Task instructions: Copy out all lines of the listing below that hold "JSON".
─── Information given ───
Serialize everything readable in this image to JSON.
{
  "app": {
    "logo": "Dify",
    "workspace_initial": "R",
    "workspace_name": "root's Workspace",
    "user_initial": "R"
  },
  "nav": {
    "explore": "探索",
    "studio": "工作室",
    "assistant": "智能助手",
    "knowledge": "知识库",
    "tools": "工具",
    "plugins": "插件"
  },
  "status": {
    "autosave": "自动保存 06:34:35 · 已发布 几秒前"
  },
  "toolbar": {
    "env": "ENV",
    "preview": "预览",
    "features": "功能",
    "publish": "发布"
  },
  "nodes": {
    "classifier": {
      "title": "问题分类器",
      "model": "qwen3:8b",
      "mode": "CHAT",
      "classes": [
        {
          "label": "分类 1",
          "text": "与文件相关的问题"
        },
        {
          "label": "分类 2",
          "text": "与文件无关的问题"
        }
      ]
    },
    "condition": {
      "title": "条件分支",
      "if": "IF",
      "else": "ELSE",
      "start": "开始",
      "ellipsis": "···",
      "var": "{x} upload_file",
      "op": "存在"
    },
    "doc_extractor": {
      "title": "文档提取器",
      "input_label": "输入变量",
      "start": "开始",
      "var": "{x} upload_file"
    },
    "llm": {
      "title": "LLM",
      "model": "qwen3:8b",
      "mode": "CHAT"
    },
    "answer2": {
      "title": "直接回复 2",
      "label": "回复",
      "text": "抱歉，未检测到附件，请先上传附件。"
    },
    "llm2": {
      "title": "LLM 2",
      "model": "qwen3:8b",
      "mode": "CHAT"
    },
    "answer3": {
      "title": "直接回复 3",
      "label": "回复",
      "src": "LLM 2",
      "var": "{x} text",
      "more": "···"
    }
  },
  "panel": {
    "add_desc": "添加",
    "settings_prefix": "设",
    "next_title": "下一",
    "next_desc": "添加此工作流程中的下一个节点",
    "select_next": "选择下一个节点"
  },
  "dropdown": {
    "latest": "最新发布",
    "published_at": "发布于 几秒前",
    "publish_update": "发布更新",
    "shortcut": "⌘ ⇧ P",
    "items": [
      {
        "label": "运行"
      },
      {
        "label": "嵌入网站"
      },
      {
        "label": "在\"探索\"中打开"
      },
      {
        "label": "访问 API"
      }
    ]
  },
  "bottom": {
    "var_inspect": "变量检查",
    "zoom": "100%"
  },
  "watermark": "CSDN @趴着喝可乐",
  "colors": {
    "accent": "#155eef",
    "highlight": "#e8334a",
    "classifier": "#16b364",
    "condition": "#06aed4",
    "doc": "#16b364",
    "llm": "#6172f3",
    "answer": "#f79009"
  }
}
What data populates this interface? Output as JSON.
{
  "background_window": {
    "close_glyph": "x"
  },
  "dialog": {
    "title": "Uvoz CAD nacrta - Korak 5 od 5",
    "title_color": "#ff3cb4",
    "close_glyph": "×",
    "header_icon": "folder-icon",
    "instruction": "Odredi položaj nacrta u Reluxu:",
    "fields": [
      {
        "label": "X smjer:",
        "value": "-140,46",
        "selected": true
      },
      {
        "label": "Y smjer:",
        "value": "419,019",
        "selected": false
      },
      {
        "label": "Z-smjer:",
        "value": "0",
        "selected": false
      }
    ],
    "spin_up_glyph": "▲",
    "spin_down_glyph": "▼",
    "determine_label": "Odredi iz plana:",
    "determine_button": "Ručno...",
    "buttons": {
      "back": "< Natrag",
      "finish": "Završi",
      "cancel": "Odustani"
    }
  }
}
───
Response box:
Serialize everything readable in this image to JSON.
What data populates this interface? Output as JSON.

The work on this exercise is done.